They say it is never too late. And the saying seems true when it comes to going for a walk, as experts have found a daily stroll that it could protect from many chronic diseases.
According to the US study, just a little light exercise can stave off heart failure, heart disease, stroke, diabetes and even Alzheimer's. And it is never too late to start. Stepping up exercise in your 50s can have major long-term benefits, Daily Express reported.
People who increased their fitness by just 20 percent in the middle age reduced their chances of developing the chronic diseases even decades later by 20 percent.
In fact, introducing a gentle walk, housework, gardening or DIY (do it yourself) into your daily routine from the age of 50 can cut the risk of developing these deadly illnesses at 65.
Jarett Berry, a senior author of the study, said: "We've determined that being fit is not just delaying the inevitable, but it is actually lowering the onset of chronic disease in the final years of life."
Researchers assessed the fitness levels of people in midlife and then followed them up 26 years later.

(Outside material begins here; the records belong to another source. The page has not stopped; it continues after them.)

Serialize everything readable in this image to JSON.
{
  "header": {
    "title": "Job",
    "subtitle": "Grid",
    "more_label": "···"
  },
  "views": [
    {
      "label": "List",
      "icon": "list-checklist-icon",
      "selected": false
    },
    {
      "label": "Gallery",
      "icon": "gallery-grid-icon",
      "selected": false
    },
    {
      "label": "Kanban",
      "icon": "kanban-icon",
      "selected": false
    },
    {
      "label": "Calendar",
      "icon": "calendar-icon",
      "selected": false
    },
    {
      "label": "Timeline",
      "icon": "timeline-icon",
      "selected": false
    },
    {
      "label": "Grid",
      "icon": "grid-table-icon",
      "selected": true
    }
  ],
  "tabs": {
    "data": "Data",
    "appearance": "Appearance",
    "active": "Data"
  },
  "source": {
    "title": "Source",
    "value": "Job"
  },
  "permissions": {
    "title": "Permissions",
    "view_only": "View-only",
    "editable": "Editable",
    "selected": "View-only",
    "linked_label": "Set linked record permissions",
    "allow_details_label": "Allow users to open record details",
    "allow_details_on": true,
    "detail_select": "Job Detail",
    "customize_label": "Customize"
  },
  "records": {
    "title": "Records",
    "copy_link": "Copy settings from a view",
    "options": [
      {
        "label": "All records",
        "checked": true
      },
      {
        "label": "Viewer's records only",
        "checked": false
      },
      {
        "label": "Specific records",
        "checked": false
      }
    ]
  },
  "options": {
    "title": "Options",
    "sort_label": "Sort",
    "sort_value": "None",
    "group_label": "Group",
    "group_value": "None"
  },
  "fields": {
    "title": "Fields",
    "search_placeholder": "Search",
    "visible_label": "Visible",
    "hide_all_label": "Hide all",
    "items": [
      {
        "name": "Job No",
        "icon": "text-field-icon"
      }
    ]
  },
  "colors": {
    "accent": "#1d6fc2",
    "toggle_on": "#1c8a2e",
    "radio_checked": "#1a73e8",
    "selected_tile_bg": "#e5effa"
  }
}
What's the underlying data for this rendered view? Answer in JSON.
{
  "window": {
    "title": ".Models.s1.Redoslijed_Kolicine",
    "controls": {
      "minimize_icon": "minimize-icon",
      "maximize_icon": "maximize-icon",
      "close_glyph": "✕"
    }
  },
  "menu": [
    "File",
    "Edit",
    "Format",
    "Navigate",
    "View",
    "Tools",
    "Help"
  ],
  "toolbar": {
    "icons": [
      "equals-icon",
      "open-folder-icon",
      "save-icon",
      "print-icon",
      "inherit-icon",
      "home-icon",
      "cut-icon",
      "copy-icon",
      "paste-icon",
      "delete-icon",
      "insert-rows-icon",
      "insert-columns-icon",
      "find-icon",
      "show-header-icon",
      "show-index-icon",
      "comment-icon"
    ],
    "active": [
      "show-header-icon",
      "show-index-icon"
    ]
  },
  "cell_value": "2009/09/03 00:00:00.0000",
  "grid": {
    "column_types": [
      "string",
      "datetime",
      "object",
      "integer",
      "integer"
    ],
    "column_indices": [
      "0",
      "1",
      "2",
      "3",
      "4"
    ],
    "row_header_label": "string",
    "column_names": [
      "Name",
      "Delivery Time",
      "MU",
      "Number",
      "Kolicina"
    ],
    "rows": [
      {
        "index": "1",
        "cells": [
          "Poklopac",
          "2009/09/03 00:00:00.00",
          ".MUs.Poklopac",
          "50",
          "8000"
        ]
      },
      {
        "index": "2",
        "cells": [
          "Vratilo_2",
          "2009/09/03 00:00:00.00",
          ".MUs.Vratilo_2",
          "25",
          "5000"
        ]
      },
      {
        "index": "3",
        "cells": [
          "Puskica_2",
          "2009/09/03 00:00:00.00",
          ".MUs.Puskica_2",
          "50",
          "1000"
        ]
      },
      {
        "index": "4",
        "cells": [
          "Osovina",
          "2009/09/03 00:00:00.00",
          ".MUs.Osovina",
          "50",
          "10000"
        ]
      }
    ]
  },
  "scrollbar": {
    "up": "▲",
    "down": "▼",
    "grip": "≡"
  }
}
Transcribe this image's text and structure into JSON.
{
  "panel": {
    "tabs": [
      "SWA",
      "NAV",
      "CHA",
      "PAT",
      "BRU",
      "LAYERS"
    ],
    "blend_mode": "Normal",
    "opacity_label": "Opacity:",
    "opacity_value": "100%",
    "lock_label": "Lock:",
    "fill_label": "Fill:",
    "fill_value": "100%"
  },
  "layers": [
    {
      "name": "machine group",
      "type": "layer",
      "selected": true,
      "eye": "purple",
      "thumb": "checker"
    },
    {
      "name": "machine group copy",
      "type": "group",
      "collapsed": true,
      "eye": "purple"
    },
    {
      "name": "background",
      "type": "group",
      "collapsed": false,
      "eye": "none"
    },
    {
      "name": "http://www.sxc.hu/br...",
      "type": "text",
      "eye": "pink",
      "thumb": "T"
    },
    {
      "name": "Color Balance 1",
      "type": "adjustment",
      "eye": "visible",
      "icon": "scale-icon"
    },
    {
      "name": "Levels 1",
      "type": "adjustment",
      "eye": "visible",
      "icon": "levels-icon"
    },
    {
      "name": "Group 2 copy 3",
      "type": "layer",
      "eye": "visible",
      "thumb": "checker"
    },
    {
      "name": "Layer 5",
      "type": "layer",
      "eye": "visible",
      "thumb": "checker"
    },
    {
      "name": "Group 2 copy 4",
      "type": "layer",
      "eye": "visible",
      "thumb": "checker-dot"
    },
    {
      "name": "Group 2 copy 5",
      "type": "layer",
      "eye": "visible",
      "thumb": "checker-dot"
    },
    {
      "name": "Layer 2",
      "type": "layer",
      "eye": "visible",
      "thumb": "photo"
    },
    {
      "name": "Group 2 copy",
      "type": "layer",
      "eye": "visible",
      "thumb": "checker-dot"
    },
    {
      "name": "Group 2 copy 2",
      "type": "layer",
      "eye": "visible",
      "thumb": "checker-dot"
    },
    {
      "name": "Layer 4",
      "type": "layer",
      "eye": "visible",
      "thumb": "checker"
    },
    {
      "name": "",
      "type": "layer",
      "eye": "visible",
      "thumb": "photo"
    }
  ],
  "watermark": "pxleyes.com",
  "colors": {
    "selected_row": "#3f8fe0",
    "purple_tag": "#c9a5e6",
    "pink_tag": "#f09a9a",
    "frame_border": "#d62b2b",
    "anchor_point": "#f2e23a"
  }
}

Researchers at UT Southwestern Medical Centre in the US city of Dallas, studied data of 14,726 healthy men and 3,944 healthy women of an average age of 49, enrolled in the Cooper Centre Longitudinal Study, which keeps medical records from over 40 years.